Scope and arrangement
This collection primarily documents Jenkins career as a set designer for the theater. It is rich in creative designs and technical drawings, often including everything from rough preliminary sketches to the most detailed plans. There are also production materials, programs, scripts, and scrapbooks. Annie Get Your Gun (1957-1958) and The Miracle Worker (1959-1963) are especially well represented throughout the collection. For example, in the case of The Miracle Worker (1959-1963), the collection has multiple drafts of the script, production materials, several programs, and designs and elevations for the Broadway sets as well as the touring companies. The only papers not directly related to productions are some assorted professional papers and correspondence, photographs of Jenkins, and architectural designs (of theaters). There is very little of a personal nature, and Jenkins’s papers related to his career as a motion picture and television set designer were donated to the library at UCLA.

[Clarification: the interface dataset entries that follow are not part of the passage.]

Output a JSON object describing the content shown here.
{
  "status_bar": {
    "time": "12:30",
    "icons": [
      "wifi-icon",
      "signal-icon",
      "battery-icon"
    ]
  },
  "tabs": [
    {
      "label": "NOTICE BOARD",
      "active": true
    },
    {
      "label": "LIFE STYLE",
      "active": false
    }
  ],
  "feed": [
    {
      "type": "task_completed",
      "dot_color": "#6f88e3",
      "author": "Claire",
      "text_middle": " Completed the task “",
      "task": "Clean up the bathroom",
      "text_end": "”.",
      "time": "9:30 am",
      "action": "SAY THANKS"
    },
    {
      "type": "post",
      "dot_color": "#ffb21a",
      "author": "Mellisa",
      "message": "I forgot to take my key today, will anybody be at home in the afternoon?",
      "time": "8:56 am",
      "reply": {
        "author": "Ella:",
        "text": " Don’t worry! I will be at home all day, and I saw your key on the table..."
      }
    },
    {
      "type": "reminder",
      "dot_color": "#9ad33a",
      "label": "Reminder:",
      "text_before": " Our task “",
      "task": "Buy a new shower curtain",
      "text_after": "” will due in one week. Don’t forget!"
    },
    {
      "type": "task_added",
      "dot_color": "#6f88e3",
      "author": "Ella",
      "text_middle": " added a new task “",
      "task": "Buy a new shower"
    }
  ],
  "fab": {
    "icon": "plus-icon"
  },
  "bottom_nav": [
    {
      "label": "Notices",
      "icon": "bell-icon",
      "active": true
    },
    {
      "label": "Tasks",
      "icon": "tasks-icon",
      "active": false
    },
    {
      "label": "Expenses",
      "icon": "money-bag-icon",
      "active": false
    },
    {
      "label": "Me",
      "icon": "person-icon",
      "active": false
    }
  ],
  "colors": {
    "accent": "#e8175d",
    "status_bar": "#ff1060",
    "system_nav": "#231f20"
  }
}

The George Jenkins papers and designs are arranged in eight series:
- 1933-1969; undated1 box
This series is composed of letters not directly related to a specific production. Jenkins’s responses are filed with the other correspondents name whenever possible. Notable correspondents include the costume designer Dorothy Jeakins and Jo Mielziner.
- ca. 1933-1976; undated2 boxes
The Professional Papers series consists of items not directly related to specific productions. This includes professional biographies, a portion of a daily calendar, clippings about Jenkins that aren’t design related, general material sources, financial documents, organizations/councils to which Jenkins belonged, Philadelphia Art Alliance Awards he received, and professional photograph.
- 1950-1971; undated2 boxes
Considering the sheer number of theater productions Jenkins designed, the collection contains few scripts. Of special interest are the multiple drafts of The Miracle Worker (1959), one of which includes the author’s notes.
- 1933-1972; undated11 boxes
Production Materials are organized by production name and include items such as correspondence and notes directly related to production, photographs, receipts and cost estimates, clippings, color samples in the form of fabric and/or paint, research, rough sketches, and material sources. Both The Miracle Worker(1959-1963) and Two for the Seesaw (1954-1960) have several companies/productions and are particularly thorough, as are the materials for Annie Get Your Gun (1957) and Around the World in 80 Days (1963-1964).
- 1933-1972; undated
- 1943-1972; undated
- 1956-1971; undated